--- LISTED ENTRIES ---

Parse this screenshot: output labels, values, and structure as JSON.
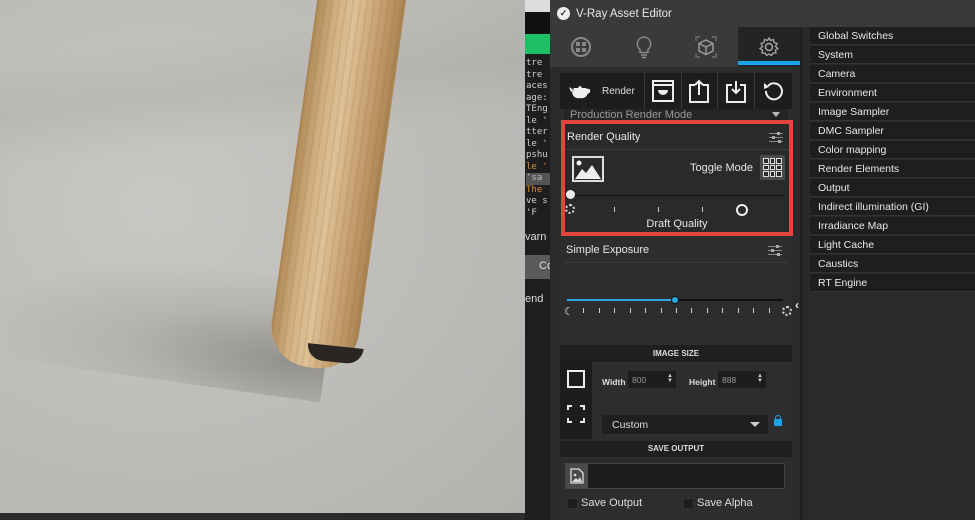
{
  "window": {
    "title": "V-Ray Asset Editor"
  },
  "console": {
    "lines": [
      "tre",
      " tre",
      "aces",
      "age:",
      "TEng",
      "le '",
      "tter",
      "le '",
      "pshu",
      "le '",
      "'sa",
      "The",
      "ve s",
      "'F"
    ],
    "button1": "varn",
    "button2": "Co",
    "button3": "end"
  },
  "tabs": [
    {
      "name": "materials",
      "icon": "materials-icon",
      "active": false
    },
    {
      "name": "lights",
      "icon": "light-bulb-icon",
      "active": false
    },
    {
      "name": "geometry",
      "icon": "cube-icon",
      "active": false
    },
    {
      "name": "settings",
      "icon": "gear-icon",
      "active": true
    }
  ],
  "toolbar": {
    "render_label": "Render",
    "buttons": [
      "render-interactive",
      "export",
      "import",
      "revert"
    ]
  },
  "render_mode": {
    "value": "Production Render Mode"
  },
  "render_quality": {
    "title": "Render Quality",
    "toggle_label": "Toggle Mode",
    "quality_label": "Draft Quality",
    "slider_value": 0,
    "tick_count": 5
  },
  "exposure": {
    "title": "Simple Exposure",
    "slider_fraction": 0.5,
    "tick_count": 15
  },
  "image_size": {
    "header": "IMAGE SIZE",
    "width_label": "Width",
    "width_value": "800",
    "height_label": "Height",
    "height_value": "888",
    "preset": "Custom",
    "aspect_locked": true
  },
  "save_output": {
    "header": "SAVE OUTPUT",
    "path": "",
    "save_output_label": "Save Output",
    "save_output_checked": false,
    "save_alpha_label": "Save Alpha",
    "save_alpha_checked": false
  },
  "settings_list": [
    "Global Switches",
    "System",
    "Camera",
    "Environment",
    "Image Sampler",
    "DMC Sampler",
    "Color mapping",
    "Render Elements",
    "Output",
    "Indirect illumination (GI)",
    "Irradiance Map",
    "Light Cache",
    "Caustics",
    "RT Engine"
  ],
  "colors": {
    "accent": "#1aa3e8",
    "highlight": "#e4463f",
    "console_green": "#1fc064"
  }
}
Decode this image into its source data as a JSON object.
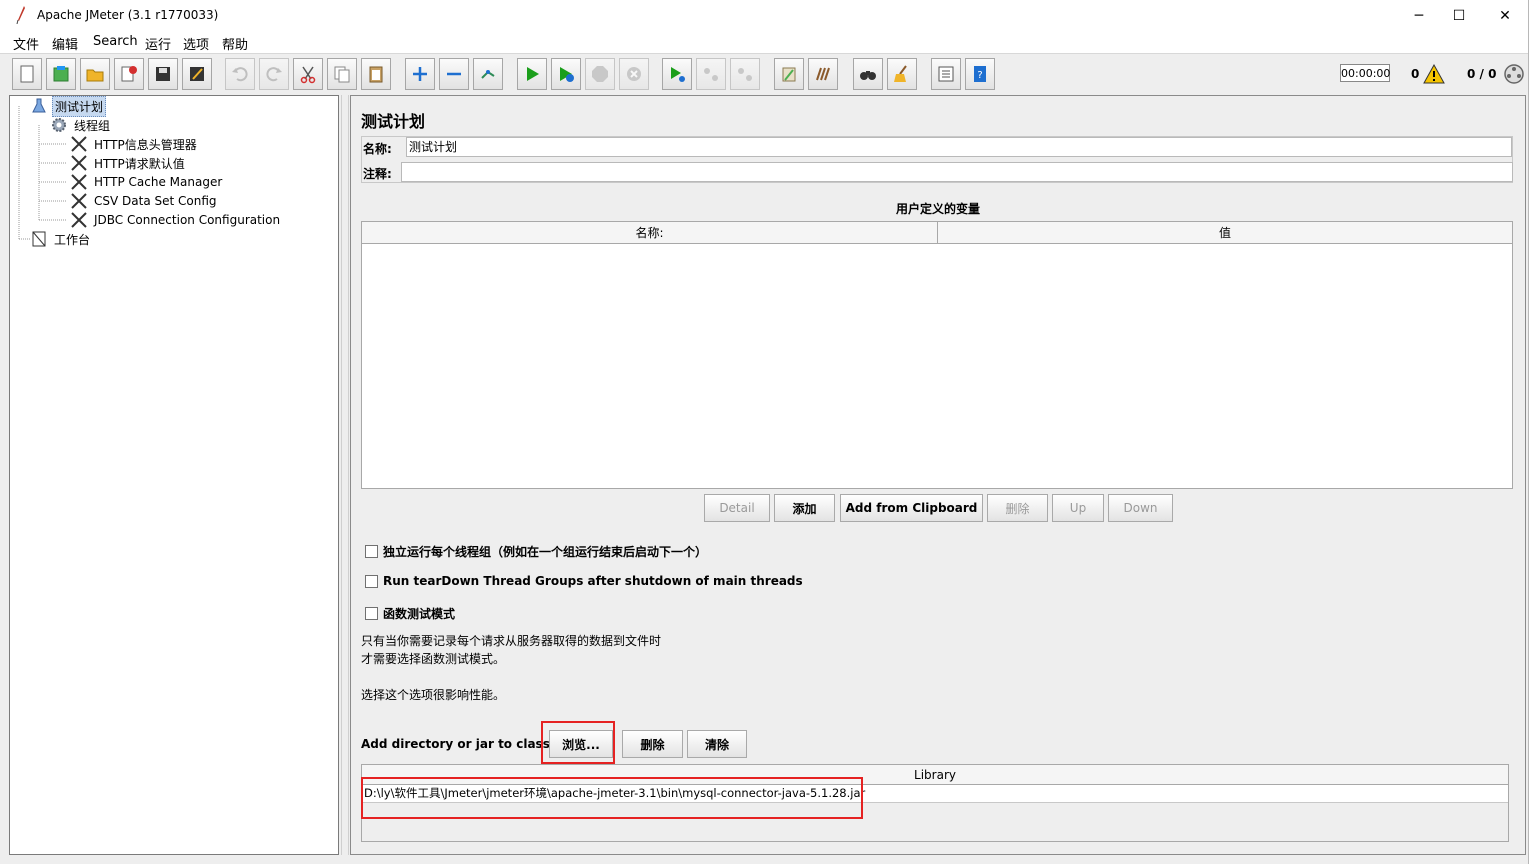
{
  "window": {
    "title": "Apache JMeter (3.1 r1770033)",
    "minimize": "─",
    "maximize": "☐",
    "close": "✕"
  },
  "menu": [
    "文件",
    "编辑",
    "Search",
    "运行",
    "选项",
    "帮助"
  ],
  "toolbar": {
    "timer": "00:00:00",
    "error_count": "0",
    "threads": "0 / 0"
  },
  "tree": {
    "nodes": [
      {
        "label": "测试计划",
        "icon": "flask-icon"
      },
      {
        "label": "线程组",
        "icon": "gear-icon"
      },
      {
        "label": "HTTP信息头管理器",
        "icon": "config-tools-icon"
      },
      {
        "label": "HTTP请求默认值",
        "icon": "config-tools-icon"
      },
      {
        "label": "HTTP Cache Manager",
        "icon": "config-tools-icon"
      },
      {
        "label": "CSV Data Set Config",
        "icon": "config-tools-icon"
      },
      {
        "label": "JDBC Connection Configuration",
        "icon": "config-tools-icon"
      },
      {
        "label": "工作台",
        "icon": "workbench-icon"
      }
    ]
  },
  "main": {
    "heading": "测试计划",
    "name_label": "名称:",
    "name_value": "测试计划",
    "comment_label": "注释:",
    "comment_value": "",
    "variables_title": "用户定义的变量",
    "variables_columns": [
      "名称:",
      "值"
    ],
    "variable_buttons": [
      "Detail",
      "添加",
      "Add from Clipboard",
      "删除",
      "Up",
      "Down"
    ],
    "check_serial": "独立运行每个线程组（例如在一个组运行结束后启动下一个）",
    "check_teardown": "Run tearDown Thread Groups after shutdown of main threads",
    "check_functional": "函数测试模式",
    "note_line1": "只有当你需要记录每个请求从服务器取得的数据到文件时",
    "note_line2": "才需要选择函数测试模式。",
    "note_line3": "选择这个选项很影响性能。",
    "classpath_label": "Add directory or jar to classpath",
    "browse_button": "浏览...",
    "delete_button": "删除",
    "clear_button": "清除",
    "library_header": "Library",
    "library_rows": [
      "D:\\ly\\软件工具\\Jmeter\\jmeter环境\\apache-jmeter-3.1\\bin\\mysql-connector-java-5.1.28.jar"
    ]
  },
  "colors": {
    "highlight_box": "#e52222",
    "selection": "#c6d9f0"
  }
}
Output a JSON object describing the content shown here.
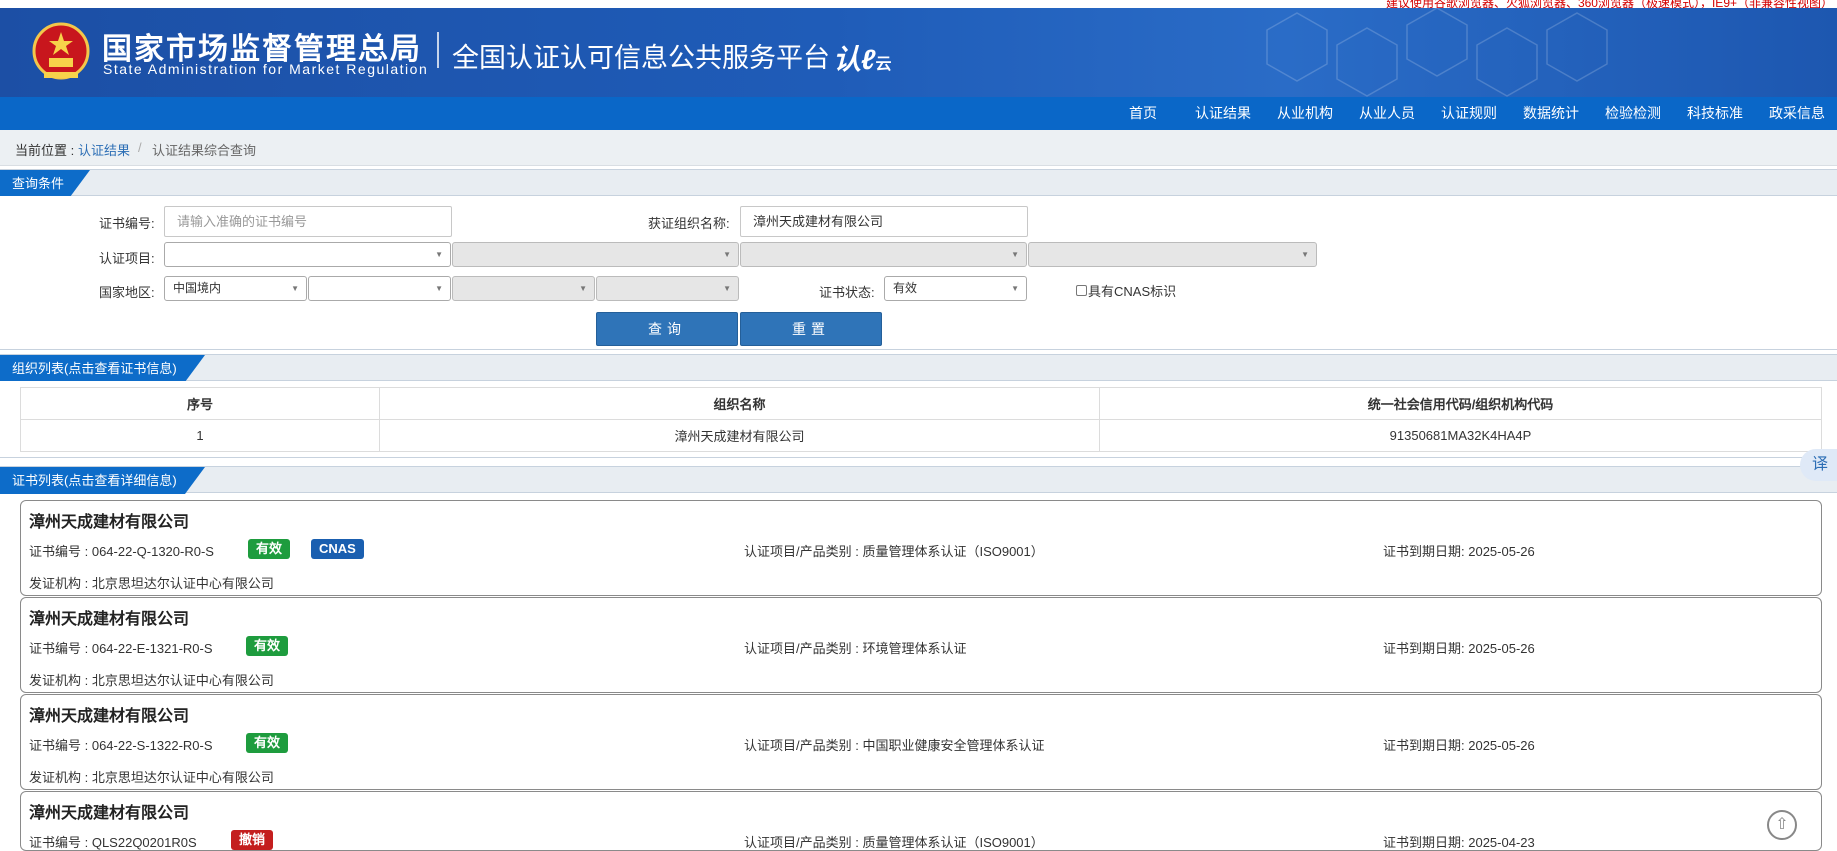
{
  "top_notice": "建议使用谷歌浏览器、火狐浏览器、360浏览器（极速模式），IE9+（非兼容性视图）",
  "header": {
    "agency_cn": "国家市场监督管理总局",
    "agency_en": "State Administration  for  Market Regulation",
    "platform": "全国认证认可信息公共服务平台",
    "logo_text": "认",
    "logo_suffix": "云"
  },
  "nav": [
    "首页",
    "认证结果",
    "从业机构",
    "从业人员",
    "认证规则",
    "数据统计",
    "检验检测",
    "科技标准",
    "政采信息"
  ],
  "breadcrumb": {
    "label": "当前位置 :",
    "link": "认证结果",
    "sep": "/",
    "current": "认证结果综合查询"
  },
  "query": {
    "title": "查询条件",
    "cert_no_label": "证书编号:",
    "cert_no_placeholder": "请输入准确的证书编号",
    "org_name_label": "获证组织名称:",
    "org_name_value": "漳州天成建材有限公司",
    "cert_item_label": "认证项目:",
    "region_label": "国家地区:",
    "region_value": "中国境内",
    "status_label": "证书状态:",
    "status_value": "有效",
    "cnas_label": "具有CNAS标识",
    "search_btn": "查询",
    "reset_btn": "重置"
  },
  "org_list": {
    "title": "组织列表(点击查看证书信息)",
    "headers": [
      "序号",
      "组织名称",
      "统一社会信用代码/组织机构代码"
    ],
    "rows": [
      [
        "1",
        "漳州天成建材有限公司",
        "91350681MA32K4HA4P"
      ]
    ]
  },
  "cert_list": {
    "title": "证书列表(点击查看详细信息)",
    "no_prefix": "证书编号 : ",
    "item_prefix": "认证项目/产品类别 : ",
    "expiry_prefix": "证书到期日期:  ",
    "issuer_prefix": "发证机构 : ",
    "cards": [
      {
        "org": "漳州天成建材有限公司",
        "cert_no": "064-22-Q-1320-R0-S",
        "status": "有效",
        "cnas": "CNAS",
        "item": "质量管理体系认证（ISO9001）",
        "expiry": "2025-05-26",
        "issuer": "北京思坦达尔认证中心有限公司"
      },
      {
        "org": "漳州天成建材有限公司",
        "cert_no": "064-22-E-1321-R0-S",
        "status": "有效",
        "cnas": "",
        "item": "环境管理体系认证",
        "expiry": "2025-05-26",
        "issuer": "北京思坦达尔认证中心有限公司"
      },
      {
        "org": "漳州天成建材有限公司",
        "cert_no": "064-22-S-1322-R0-S",
        "status": "有效",
        "cnas": "",
        "item": "中国职业健康安全管理体系认证",
        "expiry": "2025-05-26",
        "issuer": "北京思坦达尔认证中心有限公司"
      },
      {
        "org": "漳州天成建材有限公司",
        "cert_no": "QLS22Q0201R0S",
        "status": "撤销",
        "cnas": "",
        "item": "质量管理体系认证（ISO9001）",
        "expiry": "2025-04-23",
        "issuer": ""
      }
    ]
  },
  "floating": {
    "translate": "译",
    "to_top": "⇧"
  },
  "colors": {
    "nav_blue": "#0a67c8",
    "header_blue": "#1f5cb8",
    "valid_green": "#1e9c3e",
    "cnas_blue": "#1a5fb0",
    "revoked_red": "#c41e1e"
  }
}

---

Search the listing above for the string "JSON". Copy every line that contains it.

> **SOLUTION TO THE PROBLEM**
Parse this screenshot: output labels, values, and structure as JSON.
Decode this image into its source data as a JSON object.
Output a JSON object describing the content shown here.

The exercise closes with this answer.